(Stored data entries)
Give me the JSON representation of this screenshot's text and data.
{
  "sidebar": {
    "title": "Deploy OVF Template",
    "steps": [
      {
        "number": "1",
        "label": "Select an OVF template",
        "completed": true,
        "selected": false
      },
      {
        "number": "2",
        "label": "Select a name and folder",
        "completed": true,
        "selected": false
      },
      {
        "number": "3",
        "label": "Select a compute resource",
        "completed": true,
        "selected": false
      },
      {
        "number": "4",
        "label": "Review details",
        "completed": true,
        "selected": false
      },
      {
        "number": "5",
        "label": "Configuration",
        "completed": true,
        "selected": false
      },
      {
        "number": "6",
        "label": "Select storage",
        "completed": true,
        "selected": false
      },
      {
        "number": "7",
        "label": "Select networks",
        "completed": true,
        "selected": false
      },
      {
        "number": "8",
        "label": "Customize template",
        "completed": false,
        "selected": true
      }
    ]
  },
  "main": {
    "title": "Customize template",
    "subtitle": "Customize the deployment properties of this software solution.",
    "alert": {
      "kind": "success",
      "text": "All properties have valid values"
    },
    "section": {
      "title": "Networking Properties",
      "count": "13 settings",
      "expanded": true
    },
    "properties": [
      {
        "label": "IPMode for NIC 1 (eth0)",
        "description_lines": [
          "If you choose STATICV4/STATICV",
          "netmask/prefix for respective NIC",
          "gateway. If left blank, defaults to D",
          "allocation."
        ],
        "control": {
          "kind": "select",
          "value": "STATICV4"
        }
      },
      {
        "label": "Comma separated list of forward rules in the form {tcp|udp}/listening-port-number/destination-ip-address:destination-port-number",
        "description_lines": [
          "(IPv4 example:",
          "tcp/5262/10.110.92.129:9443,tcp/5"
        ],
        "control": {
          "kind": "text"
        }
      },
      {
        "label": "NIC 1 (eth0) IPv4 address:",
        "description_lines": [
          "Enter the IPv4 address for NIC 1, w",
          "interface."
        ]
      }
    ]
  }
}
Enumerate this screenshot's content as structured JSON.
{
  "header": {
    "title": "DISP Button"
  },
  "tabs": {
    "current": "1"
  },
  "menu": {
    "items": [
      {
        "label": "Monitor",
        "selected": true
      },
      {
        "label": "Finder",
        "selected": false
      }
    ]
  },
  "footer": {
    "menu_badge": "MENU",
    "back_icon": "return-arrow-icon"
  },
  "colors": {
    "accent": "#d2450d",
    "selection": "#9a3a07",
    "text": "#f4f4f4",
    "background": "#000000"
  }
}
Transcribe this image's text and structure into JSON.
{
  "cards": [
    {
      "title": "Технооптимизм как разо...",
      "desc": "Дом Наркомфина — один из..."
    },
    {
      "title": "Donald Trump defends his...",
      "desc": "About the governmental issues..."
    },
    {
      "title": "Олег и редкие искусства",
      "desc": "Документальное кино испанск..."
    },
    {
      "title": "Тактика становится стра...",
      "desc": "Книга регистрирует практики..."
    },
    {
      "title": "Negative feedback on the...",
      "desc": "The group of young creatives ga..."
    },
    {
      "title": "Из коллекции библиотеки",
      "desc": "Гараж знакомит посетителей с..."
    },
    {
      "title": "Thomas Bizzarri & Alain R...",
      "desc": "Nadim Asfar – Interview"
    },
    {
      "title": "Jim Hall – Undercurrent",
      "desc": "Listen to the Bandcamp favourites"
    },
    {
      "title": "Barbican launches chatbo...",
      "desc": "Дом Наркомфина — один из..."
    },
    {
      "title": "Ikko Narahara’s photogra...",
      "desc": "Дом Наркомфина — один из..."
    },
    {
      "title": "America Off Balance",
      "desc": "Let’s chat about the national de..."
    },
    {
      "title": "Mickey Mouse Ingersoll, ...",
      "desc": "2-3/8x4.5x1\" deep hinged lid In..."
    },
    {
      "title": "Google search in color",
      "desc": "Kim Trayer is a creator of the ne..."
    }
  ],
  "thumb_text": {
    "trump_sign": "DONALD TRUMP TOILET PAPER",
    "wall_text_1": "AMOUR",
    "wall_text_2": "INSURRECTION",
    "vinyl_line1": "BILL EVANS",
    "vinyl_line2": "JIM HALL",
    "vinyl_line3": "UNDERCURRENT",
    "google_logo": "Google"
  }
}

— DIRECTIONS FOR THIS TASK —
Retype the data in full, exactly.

— SOLUTION TO THE PROBLEM —
Give me the JSON representation of this screenshot's text and data.
{
  "sidebar": {
    "title": "Deploy OVF Template",
    "steps": [
      {
        "number": "1",
        "label": "Select an OVF template",
        "completed": true,
        "selected": false
      },
      {
        "number": "2",
        "label": "Select a name and folder",
        "completed": true,
        "selected": false
      },
      {
        "number": "3",
        "label": "Select a compute resource",
        "completed": true,
        "selected": false
      },
      {
        "number": "4",
        "label": "Review details",
        "completed": true,
        "selected": false
      },
      {
        "number": "5",
        "label": "Configuration",
        "completed": true,
        "selected": false
      },
      {
        "number": "6",
        "label": "Select storage",
        "completed": true,
        "selected": false
      },
      {
        "number": "7",
        "label": "Select networks",
        "completed": true,
        "selected": false
      },
      {
        "number": "8",
        "label": "Customize template",
        "completed": false,
        "selected": true
      }
    ]
  },
  "main": {
    "title": "Customize template",
    "subtitle": "Customize the deployment properties of this software solution.",
    "alert": {
      "kind": "success",
      "text": "All properties have valid values"
    },
    "section": {
      "title": "Networking Properties",
      "count": "13 settings",
      "expanded": true
    },
    "properties": [
      {
        "label": "IPMode for NIC 1 (eth0)",
        "description_lines": [
          "If you choose STATICV4/STATICV",
          "netmask/prefix for respective NIC",
          "gateway. If left blank, defaults to D",
          "allocation."
        ],
        "control": {
          "kind": "select",
          "value": "STATICV4"
        }
      },
      {
        "label": "Comma separated list of forward rules in the form {tcp|udp}/listening-port-number/destination-ip-address:destination-port-number",
        "description_lines": [
          "(IPv4 example:",
          "tcp/5262/10.110.92.129:9443,tcp/5"
        ],
        "control": {
          "kind": "text"
        }
      },
      {
        "label": "NIC 1 (eth0) IPv4 address:",
        "description_lines": [
          "Enter the IPv4 address for NIC 1, w",
          "interface."
        ]
      }
    ]
  }
}
Enumerate this screenshot's content as structured JSON.
{
  "header": {
    "title": "DISP Button"
  },
  "tabs": {
    "current": "1"
  },
  "menu": {
    "items": [
      {
        "label": "Monitor",
        "selected": true
      },
      {
        "label": "Finder",
        "selected": false
      }
    ]
  },
  "footer": {
    "menu_badge": "MENU",
    "back_icon": "return-arrow-icon"
  },
  "colors": {
    "accent": "#d2450d",
    "selection": "#9a3a07",
    "text": "#f4f4f4",
    "background": "#000000"
  }
}
Transcribe this image's text and structure into JSON.
{
  "cards": [
    {
      "title": "Технооптимизм как разо...",
      "desc": "Дом Наркомфина — один из..."
    },
    {
      "title": "Donald Trump defends his...",
      "desc": "About the governmental issues..."
    },
    {
      "title": "Олег и редкие искусства",
      "desc": "Документальное кино испанск..."
    },
    {
      "title": "Тактика становится стра...",
      "desc": "Книга регистрирует практики..."
    },
    {
      "title": "Negative feedback on the...",
      "desc": "The group of young creatives ga..."
    },
    {
      "title": "Из коллекции библиотеки",
      "desc": "Гараж знакомит посетителей с..."
    },
    {
      "title": "Thomas Bizzarri & Alain R...",
      "desc": "Nadim Asfar – Interview"
    },
    {
      "title": "Jim Hall – Undercurrent",
      "desc": "Listen to the Bandcamp favourites"
    },
    {
      "title": "Barbican launches chatbo...",
      "desc": "Дом Наркомфина — один из..."
    },
    {
      "title": "Ikko Narahara’s photogra...",
      "desc": "Дом Наркомфина — один из..."
    },
    {
      "title": "America Off Balance",
      "desc": "Let’s chat about the national de..."
    },
    {
      "title": "Mickey Mouse Ingersoll, ...",
      "desc": "2-3/8x4.5x1\" deep hinged lid In..."
    },
    {
      "title": "Google search in color",
      "desc": "Kim Trayer is a creator of the ne..."
    }
  ],
  "thumb_text": {
    "trump_sign": "DONALD TRUMP TOILET PAPER",
    "wall_text_1": "AMOUR",
    "wall_text_2": "INSURRECTION",
    "vinyl_line1": "BILL EVANS",
    "vinyl_line2": "JIM HALL",
    "vinyl_line3": "UNDERCURRENT",
    "google_logo": "Google"
  }
}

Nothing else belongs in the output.